■ Exercise directions ■
Using the records below, find every line that includes "icon" and copy it.

····················

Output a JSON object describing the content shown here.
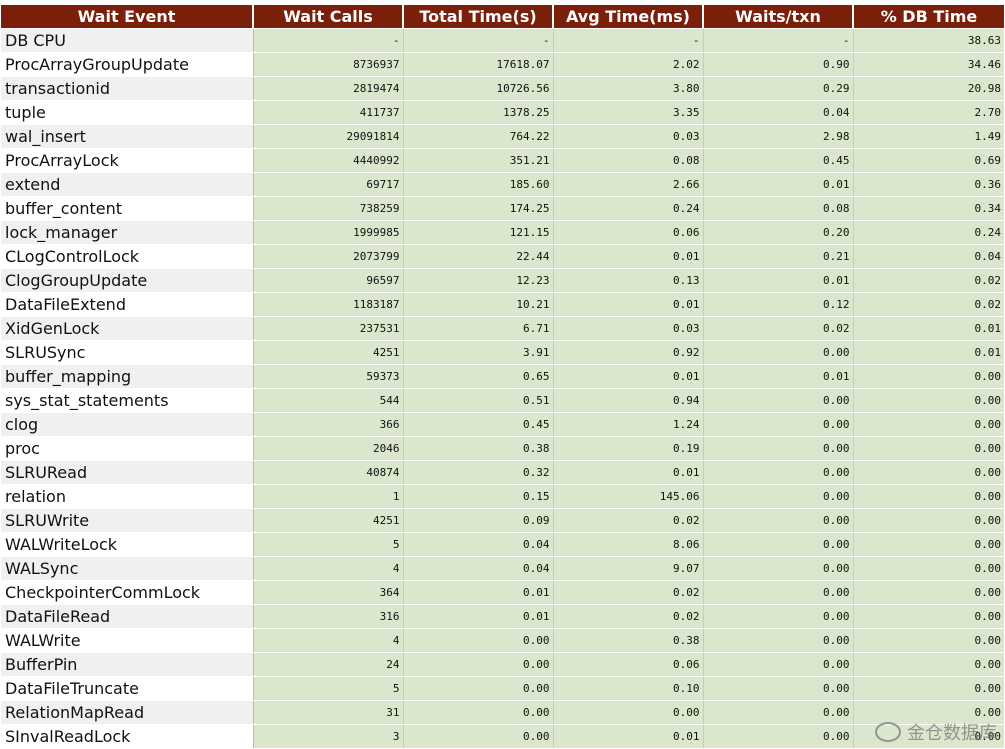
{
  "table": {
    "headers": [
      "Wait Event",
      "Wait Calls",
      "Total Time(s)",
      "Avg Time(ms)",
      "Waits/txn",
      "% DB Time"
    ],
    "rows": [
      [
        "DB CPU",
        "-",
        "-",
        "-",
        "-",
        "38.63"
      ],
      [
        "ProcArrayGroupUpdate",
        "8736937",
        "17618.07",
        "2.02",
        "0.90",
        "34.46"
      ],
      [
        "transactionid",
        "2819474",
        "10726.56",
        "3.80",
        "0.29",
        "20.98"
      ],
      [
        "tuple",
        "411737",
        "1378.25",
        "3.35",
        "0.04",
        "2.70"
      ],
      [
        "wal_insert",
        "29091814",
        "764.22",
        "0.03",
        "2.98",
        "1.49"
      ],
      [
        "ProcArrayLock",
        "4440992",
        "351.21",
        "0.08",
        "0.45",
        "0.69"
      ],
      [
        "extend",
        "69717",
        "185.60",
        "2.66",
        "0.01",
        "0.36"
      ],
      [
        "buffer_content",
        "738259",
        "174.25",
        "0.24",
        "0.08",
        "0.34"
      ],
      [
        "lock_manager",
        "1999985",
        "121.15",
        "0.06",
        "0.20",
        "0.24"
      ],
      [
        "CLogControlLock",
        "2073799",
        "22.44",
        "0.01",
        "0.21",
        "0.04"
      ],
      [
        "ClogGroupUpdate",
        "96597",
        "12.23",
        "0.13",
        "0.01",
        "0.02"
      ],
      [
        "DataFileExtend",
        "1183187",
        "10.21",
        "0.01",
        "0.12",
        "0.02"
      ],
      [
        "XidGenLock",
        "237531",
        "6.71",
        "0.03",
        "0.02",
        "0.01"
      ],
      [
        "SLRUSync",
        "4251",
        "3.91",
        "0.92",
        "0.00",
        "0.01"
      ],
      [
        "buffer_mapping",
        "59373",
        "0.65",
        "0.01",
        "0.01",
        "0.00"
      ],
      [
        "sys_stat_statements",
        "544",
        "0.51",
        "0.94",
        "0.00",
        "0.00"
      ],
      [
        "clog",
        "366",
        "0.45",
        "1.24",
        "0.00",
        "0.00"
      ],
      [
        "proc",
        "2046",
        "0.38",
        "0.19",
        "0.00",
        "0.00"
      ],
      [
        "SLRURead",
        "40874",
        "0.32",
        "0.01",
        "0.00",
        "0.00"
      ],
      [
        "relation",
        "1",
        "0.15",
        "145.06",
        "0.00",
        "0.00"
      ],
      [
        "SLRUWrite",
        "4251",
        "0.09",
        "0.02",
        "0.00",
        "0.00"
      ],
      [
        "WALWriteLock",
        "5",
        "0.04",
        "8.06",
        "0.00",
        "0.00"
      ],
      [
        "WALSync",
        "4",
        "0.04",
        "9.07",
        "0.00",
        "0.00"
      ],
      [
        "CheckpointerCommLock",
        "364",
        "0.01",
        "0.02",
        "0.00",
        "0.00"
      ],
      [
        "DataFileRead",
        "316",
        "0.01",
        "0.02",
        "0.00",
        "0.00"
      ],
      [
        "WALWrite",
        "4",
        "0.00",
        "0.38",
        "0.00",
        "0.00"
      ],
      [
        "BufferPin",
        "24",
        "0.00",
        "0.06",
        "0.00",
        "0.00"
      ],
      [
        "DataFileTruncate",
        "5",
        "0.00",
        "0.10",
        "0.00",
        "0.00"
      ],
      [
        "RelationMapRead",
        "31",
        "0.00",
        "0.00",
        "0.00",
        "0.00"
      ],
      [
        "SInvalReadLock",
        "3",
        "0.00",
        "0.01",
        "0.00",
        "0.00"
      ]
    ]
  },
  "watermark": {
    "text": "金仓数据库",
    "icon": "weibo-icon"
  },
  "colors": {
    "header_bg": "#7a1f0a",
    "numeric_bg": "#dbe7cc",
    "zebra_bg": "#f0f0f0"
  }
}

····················

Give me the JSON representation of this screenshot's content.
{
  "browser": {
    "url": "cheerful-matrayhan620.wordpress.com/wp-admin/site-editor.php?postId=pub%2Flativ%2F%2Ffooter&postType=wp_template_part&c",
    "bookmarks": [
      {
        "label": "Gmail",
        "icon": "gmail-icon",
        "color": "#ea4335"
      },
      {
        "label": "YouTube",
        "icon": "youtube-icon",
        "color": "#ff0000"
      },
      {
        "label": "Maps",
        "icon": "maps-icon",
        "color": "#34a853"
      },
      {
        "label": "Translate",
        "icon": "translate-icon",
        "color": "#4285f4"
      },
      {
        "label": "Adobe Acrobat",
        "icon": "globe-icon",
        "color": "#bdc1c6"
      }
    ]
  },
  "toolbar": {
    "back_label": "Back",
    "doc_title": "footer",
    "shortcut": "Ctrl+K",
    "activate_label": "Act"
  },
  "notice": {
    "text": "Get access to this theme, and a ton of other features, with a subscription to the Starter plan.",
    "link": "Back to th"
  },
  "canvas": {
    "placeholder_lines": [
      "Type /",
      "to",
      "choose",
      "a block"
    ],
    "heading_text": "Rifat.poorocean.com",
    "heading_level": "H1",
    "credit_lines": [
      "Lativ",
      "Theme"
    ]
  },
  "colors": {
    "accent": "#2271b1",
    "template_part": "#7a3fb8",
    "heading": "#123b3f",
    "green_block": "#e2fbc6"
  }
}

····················

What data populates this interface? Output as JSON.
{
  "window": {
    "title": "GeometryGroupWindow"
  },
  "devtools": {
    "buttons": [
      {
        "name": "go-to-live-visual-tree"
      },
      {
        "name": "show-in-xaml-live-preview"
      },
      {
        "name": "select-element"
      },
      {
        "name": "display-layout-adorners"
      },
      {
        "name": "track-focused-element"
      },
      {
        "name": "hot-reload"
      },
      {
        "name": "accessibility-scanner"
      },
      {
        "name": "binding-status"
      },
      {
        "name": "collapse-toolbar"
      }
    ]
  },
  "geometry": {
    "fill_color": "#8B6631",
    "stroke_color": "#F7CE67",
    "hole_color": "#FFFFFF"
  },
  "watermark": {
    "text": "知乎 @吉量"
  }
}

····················

■ Finished exercise ■
    "icon": "weibo-icon"
        "icon": "gmail-icon",
        "icon": "youtube-icon",
        "icon": "maps-icon",
        "icon": "translate-icon",
        "icon": "globe-icon",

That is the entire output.